Techniques

Anthony Brandt in his paint store room

Anthony Brandt in his paint store room

Within a few weeks of Brandt’s first attempt at painting with oils bought from his local art shop, Anthony Brandt was dissatisfied. The irritation however was not with his painting, but with the modern paint. He felt that even Rubens, whom Brandt admired for his exquisite brushwork, could not have coped with these 20th century branded oils. This led Brandt on an epic journey of research to unlock the secrets of 17th century Old Masters’ methods and paints.

Bronze - Anthony

Anthony Brandt working on a wax model for a sculpture

Brandt eventually discovered that he could make his own paints using the same ingredients as contemporary manufacturers. The main problem was the medium with which the paints were mixed – wax, pigments and linseed. Only by controlling a number of differently treated linseed oils and by adding very small quantities of various other additives such as Venice Turpentine, did he achieve the requisite quality of paint.

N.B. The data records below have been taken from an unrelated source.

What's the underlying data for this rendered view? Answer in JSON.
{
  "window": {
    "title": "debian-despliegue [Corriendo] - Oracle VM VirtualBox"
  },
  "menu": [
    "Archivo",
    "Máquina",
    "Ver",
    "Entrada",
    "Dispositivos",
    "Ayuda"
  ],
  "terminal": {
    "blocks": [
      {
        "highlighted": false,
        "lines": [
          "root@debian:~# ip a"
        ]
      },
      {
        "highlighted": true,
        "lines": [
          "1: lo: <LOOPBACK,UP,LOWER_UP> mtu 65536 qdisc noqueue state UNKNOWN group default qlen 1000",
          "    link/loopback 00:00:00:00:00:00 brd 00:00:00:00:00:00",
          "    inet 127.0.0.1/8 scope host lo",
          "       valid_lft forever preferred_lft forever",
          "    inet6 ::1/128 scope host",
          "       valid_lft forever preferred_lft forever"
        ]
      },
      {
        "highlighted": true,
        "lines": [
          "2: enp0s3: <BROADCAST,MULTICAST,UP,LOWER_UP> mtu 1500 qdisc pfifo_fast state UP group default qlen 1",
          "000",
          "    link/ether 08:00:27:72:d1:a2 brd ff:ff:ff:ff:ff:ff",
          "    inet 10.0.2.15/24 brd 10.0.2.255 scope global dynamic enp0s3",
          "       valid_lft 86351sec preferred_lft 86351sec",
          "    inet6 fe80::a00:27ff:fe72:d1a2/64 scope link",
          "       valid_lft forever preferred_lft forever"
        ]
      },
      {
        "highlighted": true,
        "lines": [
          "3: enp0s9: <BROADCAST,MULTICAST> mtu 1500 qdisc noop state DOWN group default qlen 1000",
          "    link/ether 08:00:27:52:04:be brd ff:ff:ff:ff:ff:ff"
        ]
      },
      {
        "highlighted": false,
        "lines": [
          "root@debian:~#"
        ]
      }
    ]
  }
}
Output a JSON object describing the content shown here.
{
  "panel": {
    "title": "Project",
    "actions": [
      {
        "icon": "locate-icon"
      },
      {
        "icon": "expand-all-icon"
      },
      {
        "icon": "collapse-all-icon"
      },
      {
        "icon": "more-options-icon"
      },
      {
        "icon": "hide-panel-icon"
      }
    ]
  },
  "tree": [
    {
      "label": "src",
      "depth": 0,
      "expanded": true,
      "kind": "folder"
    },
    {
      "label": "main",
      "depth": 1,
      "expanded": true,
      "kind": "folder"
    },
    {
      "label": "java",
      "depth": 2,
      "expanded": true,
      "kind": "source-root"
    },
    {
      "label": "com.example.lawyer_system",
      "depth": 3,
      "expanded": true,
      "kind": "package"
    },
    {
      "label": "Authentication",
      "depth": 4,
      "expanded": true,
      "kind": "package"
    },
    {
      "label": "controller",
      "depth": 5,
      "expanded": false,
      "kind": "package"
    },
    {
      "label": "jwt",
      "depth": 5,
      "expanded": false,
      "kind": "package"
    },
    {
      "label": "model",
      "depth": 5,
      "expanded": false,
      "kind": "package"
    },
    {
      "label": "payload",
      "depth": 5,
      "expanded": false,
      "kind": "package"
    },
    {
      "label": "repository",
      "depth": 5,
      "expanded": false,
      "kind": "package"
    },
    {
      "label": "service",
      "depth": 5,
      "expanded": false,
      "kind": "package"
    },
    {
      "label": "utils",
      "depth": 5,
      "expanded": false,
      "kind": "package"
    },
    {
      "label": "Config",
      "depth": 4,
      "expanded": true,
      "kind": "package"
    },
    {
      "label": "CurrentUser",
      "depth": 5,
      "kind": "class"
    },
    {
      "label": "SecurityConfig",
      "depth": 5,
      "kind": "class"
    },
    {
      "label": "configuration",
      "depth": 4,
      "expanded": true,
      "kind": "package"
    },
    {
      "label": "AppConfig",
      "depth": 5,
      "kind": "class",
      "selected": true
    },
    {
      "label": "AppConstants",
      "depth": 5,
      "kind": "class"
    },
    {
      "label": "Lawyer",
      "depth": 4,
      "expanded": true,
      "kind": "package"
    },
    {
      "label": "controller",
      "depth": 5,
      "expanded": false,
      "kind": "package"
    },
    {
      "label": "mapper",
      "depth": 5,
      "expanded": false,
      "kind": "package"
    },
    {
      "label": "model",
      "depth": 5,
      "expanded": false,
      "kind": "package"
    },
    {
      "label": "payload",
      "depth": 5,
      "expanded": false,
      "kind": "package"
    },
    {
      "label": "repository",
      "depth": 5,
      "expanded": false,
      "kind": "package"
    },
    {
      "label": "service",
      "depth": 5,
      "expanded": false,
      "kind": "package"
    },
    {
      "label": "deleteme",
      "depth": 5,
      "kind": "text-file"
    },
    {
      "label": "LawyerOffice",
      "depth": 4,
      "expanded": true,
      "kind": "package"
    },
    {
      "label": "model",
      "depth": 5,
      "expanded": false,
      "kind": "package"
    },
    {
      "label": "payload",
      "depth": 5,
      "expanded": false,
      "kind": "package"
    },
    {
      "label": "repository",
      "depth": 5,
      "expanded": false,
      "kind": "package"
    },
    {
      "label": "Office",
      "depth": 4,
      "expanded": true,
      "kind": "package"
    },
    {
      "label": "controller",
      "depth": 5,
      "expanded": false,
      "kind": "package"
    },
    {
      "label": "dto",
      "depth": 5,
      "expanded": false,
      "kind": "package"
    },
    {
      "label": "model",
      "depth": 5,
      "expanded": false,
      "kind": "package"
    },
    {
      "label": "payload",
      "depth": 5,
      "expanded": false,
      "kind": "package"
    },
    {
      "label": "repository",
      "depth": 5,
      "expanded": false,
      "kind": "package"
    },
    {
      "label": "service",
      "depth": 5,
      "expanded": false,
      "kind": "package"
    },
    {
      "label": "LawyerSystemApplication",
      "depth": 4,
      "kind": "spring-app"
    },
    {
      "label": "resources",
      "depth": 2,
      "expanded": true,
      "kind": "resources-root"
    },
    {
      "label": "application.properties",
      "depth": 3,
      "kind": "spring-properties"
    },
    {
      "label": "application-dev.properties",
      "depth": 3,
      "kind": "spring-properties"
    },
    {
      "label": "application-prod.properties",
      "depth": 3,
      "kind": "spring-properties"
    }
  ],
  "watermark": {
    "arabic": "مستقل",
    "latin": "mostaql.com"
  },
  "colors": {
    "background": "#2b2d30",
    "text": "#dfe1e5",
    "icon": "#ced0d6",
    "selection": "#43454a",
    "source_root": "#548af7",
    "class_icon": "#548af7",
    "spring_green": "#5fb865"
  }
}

He also perfected the quality of non-running resins for the glaze, to produce the appropriate shadows and depth of luminosity, thus mixing and blending his paints to the highest standard. Likewise he found the usual practice of painting on canvas unsuited to his technique. He eventually settled for an aluminium support which he felt was durable and overcame the mechanical disadvantages of canvas such as stretching, contraction, tearing and rot.

 

Anthony Brandt video

In a rare interview found on a video cassette after his wife Mitzi’s death, artist Anthony Brandt talks about his 30 year quest to reproduce the oil paint formulation used by the 17th Century master painters.